Pull every line with "true" from the data below and copy it.

Items listed in a dataset
----------
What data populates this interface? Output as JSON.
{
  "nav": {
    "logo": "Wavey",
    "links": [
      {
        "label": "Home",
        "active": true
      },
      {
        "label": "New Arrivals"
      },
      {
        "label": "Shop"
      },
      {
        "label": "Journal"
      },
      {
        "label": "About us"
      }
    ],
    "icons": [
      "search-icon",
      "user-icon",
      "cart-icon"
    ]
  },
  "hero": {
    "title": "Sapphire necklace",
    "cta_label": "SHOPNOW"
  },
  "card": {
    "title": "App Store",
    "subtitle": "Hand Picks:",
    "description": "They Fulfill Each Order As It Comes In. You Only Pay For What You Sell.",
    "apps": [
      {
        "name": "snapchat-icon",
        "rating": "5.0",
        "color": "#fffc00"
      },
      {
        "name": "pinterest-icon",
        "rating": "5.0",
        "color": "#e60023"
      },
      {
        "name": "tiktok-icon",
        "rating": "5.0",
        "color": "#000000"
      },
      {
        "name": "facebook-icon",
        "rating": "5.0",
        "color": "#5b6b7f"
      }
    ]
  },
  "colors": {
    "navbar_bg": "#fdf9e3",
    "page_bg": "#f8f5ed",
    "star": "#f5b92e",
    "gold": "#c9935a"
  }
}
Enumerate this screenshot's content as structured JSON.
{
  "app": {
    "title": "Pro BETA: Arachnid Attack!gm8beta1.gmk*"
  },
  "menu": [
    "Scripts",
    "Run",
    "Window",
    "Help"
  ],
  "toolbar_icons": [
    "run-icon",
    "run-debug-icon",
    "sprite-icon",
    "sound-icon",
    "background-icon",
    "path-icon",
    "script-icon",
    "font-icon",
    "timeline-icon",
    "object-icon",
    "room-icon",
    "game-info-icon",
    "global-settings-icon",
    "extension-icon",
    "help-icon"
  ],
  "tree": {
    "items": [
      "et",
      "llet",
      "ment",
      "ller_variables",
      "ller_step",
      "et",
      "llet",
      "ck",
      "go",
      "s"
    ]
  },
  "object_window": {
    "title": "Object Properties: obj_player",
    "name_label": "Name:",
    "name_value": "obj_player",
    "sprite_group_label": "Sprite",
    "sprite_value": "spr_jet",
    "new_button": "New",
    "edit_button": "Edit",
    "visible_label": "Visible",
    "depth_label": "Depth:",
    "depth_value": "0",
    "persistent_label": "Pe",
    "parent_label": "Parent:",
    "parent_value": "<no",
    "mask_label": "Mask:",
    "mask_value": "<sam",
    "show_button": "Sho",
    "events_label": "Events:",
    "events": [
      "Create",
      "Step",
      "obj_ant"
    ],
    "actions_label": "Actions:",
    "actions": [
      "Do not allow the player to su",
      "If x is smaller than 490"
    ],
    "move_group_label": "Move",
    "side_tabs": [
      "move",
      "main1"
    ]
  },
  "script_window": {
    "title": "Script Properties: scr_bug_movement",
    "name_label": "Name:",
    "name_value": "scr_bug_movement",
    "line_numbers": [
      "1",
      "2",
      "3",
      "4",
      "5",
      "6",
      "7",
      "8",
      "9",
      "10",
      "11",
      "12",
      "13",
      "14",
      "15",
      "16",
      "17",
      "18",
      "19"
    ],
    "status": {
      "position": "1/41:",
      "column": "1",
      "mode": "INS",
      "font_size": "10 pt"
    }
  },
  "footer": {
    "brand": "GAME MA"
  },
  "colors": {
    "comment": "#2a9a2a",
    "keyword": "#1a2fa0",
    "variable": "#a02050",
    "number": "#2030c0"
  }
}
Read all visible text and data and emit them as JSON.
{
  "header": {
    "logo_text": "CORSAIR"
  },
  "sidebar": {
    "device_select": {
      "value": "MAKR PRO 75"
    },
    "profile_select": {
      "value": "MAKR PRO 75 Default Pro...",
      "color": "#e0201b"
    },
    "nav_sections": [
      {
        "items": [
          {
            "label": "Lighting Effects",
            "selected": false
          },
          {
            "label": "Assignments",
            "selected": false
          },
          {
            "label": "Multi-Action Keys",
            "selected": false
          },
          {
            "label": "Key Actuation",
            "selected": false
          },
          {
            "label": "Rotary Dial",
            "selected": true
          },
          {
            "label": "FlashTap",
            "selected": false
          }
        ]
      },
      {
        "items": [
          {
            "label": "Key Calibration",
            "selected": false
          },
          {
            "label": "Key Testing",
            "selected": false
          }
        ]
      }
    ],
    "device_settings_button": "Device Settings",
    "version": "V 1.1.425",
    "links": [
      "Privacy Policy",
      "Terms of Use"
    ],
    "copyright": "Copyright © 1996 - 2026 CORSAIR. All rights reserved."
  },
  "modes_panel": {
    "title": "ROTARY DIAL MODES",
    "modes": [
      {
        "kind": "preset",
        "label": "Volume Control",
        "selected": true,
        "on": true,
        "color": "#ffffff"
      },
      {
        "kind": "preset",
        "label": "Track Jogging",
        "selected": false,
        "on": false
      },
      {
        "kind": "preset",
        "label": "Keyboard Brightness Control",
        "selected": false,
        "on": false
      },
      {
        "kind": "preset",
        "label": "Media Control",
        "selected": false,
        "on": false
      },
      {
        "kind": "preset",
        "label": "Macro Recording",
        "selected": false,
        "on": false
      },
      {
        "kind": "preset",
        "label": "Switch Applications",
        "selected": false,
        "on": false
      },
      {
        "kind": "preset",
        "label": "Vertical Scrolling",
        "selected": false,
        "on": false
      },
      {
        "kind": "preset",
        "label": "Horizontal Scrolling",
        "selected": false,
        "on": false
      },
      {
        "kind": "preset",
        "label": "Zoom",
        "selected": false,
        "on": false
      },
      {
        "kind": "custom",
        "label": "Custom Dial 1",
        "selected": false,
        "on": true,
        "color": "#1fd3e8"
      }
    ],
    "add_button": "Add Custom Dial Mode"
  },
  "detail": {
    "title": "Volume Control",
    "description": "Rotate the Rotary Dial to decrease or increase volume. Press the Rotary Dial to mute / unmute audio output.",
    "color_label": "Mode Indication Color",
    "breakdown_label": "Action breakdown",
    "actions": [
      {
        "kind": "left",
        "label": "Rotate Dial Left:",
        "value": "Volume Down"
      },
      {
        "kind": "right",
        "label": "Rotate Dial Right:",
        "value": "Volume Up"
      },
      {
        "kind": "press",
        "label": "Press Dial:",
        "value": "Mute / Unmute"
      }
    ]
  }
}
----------
▶ _RESULT BELOW_
        "active": true
            "selected": true
        "selected": true,
        "on": true,
        "on": true,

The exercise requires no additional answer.